Black Swan tells the story of a young woman who sacrifices everything to achieve one fleeting moment of absolute perfection, suggesting absolute perfection requires absolute sacrifice. Whiplash tells the story of a young man who endures intense physical and emotional abuse from a mentor, but manages to grow from the experience and in the end becomes the next Charlie Parker — Fletcher’s only Charlie Parker. Which raises the question, do the ends justify the means? Is it true that there are no two words in the English language more harmful than “good job”?

Even though I may not have a specific ambition to pursue a career in Hollywood, I’ve recently become fascinated with the craft of making a great movie. It’s so illuminating when you dig beneath the surface of a film to uncover some of the more subtle decisions made along the way. Why did they choose this camera angle or that set design? One YouTube channel that does a great job with this is Lessons from the Screenplay, hosted by Michael Tucker.

One of his more recent videos examines the similarities and differences between two films that depict “the anatomy of the obsessed artist.” Maybe this subject is top of mind for a lot of people given the success of La La Land. Are you willing to give up the purity of your craft for a paycheck? How far are you willing to push yourself to achieve perfection, as fleeting as it might be?

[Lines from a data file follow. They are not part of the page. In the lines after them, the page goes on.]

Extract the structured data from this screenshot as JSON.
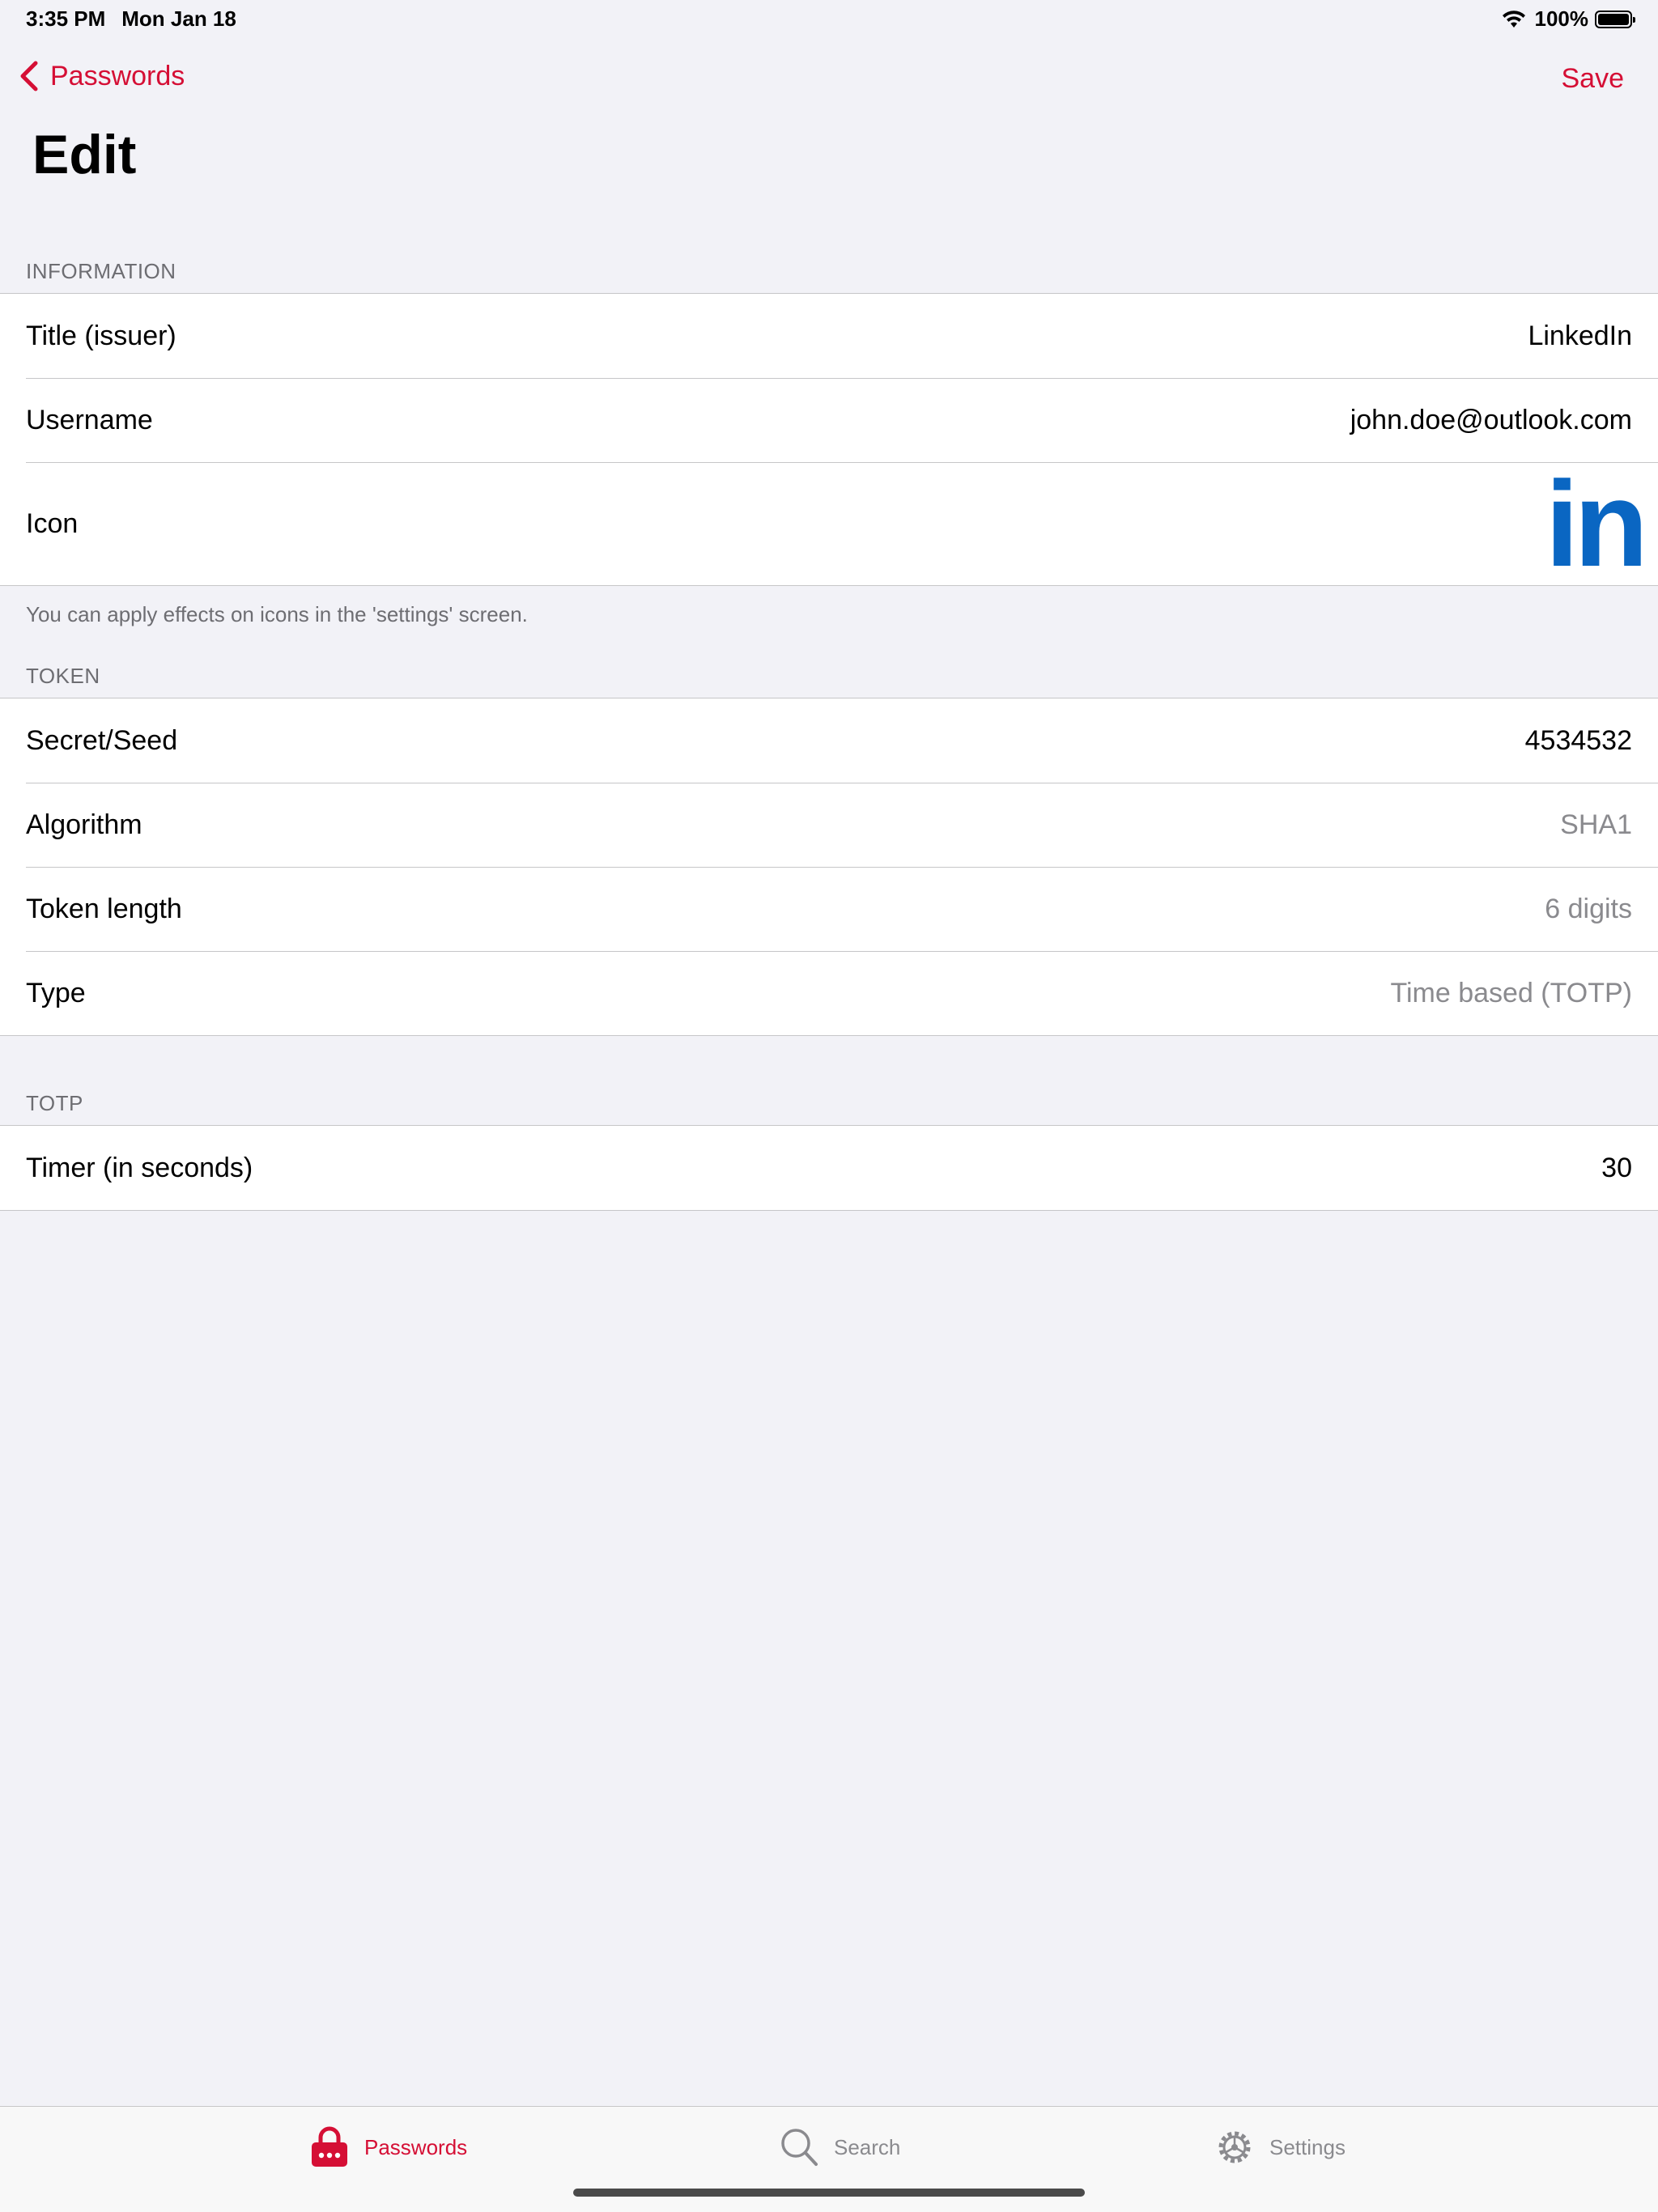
{
  "status_bar": {
    "time": "3:35 PM",
    "date": "Mon Jan 18",
    "battery": "100%"
  },
  "nav": {
    "back_label": "Passwords",
    "save_label": "Save",
    "title": "Edit"
  },
  "sections": {
    "information": {
      "header": "INFORMATION",
      "title_label": "Title (issuer)",
      "title_value": "LinkedIn",
      "username_label": "Username",
      "username_value": "john.doe@outlook.com",
      "icon_label": "Icon",
      "icon_name": "linkedin-logo",
      "icon_text": "in",
      "footer": "You can apply effects on icons in the 'settings' screen."
    },
    "token": {
      "header": "TOKEN",
      "secret_label": "Secret/Seed",
      "secret_value": "4534532",
      "algorithm_label": "Algorithm",
      "algorithm_value": "SHA1",
      "length_label": "Token length",
      "length_value": "6 digits",
      "type_label": "Type",
      "type_value": "Time based (TOTP)"
    },
    "totp": {
      "header": "TOTP",
      "timer_label": "Timer (in seconds)",
      "timer_value": "30"
    }
  },
  "tab_bar": {
    "passwords": "Passwords",
    "search": "Search",
    "settings": "Settings",
    "active": "passwords"
  },
  "colors": {
    "accent": "#d50f35",
    "linkedin": "#0a66c2",
    "background": "#f2f2f7",
    "muted_text": "#8a8a8e"
  }
}
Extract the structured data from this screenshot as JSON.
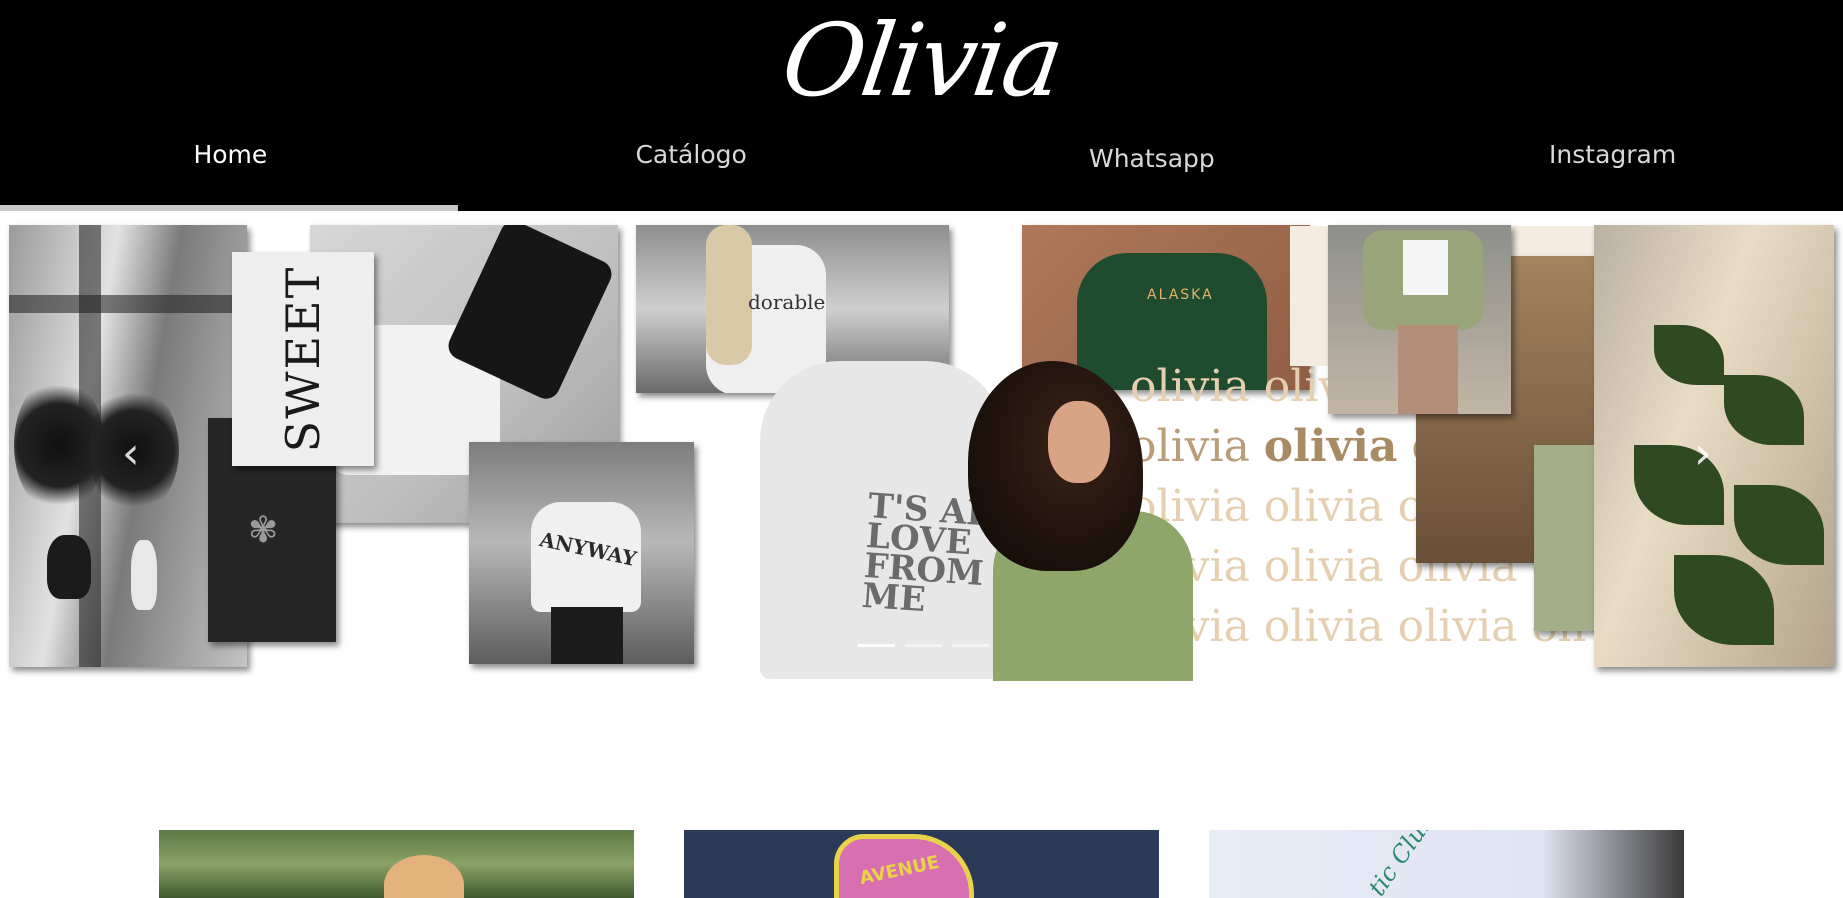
{
  "brand": {
    "logo_text": "Olivia"
  },
  "nav": {
    "items": [
      {
        "label": "Home",
        "active": true
      },
      {
        "label": "Catálogo",
        "active": false
      },
      {
        "label": "Whatsapp",
        "active": false
      },
      {
        "label": "Instagram",
        "active": false
      }
    ]
  },
  "carousel": {
    "slide_count": 3,
    "active_slide": 1,
    "collage": {
      "sweet_card_text": "SWEET",
      "sweater_text": "ANYWAY",
      "sweater2_text": "dorable",
      "hoodie_text": "T'S ALL\nLOVE\nFROM\nME",
      "alaska_text": "ALASKA",
      "pattern_word": "olivia"
    },
    "prev_icon": "chevron-left-icon",
    "next_icon": "chevron-right-icon"
  },
  "products": {
    "items": [
      {
        "print_text": ""
      },
      {
        "print_text": "AVENUE"
      },
      {
        "print_text": "tic Club"
      }
    ]
  },
  "colors": {
    "header_bg": "#000000",
    "nav_text": "#d8d8d8",
    "nav_active_text": "#ffffff",
    "active_underline": "#c8c8c8"
  }
}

I haven’t gotten around to watching Whiplash yet, but I really liked Black Swan. On some level, I can identify with the mindset of the tortured artist, always striving for better while simultaneously struggling with more immediate demands. Life has this nasty habit of getting in the way. Maybe there’s a reason why some of history’s greatest artists suffered from some affliction or another.

Maybe it is only through brutal criticism, ceaseless rejection and what might feel like a never-ending string of failures that the artist can emerge in his or her greatest form, if only for a single moment in the limelight. But this only raises another question: is the perfection of the artist’s performance contingent on audience response? Does it have to be seen, acknowledged and validated in order for it to be perfect?

If there is one other lesson we can learn from films like these, ironically enough, it’s that done is still better than perfect. When you put yourself out there, whether it’s on the stage or on the Internet, you leave yourself vulnerable to criticism. Worse yet, you leave yourself vulnerable to apathy and indifference. But if you want to get better, you have to keep putting yourself out there. You take the abuse and you grow from the experience.

I’m currently working my way through the archives of Lessons from the Screenplay. Unlike Every Frame a Painting and Nerdwriter, two other YouTube channels I really enjoy, Michael Tucker focuses exclusively on the actual writing (and how it is eventually represented on the screen). That’s even more up my alley. I may or may not be an artist, but I am certainly obsessed.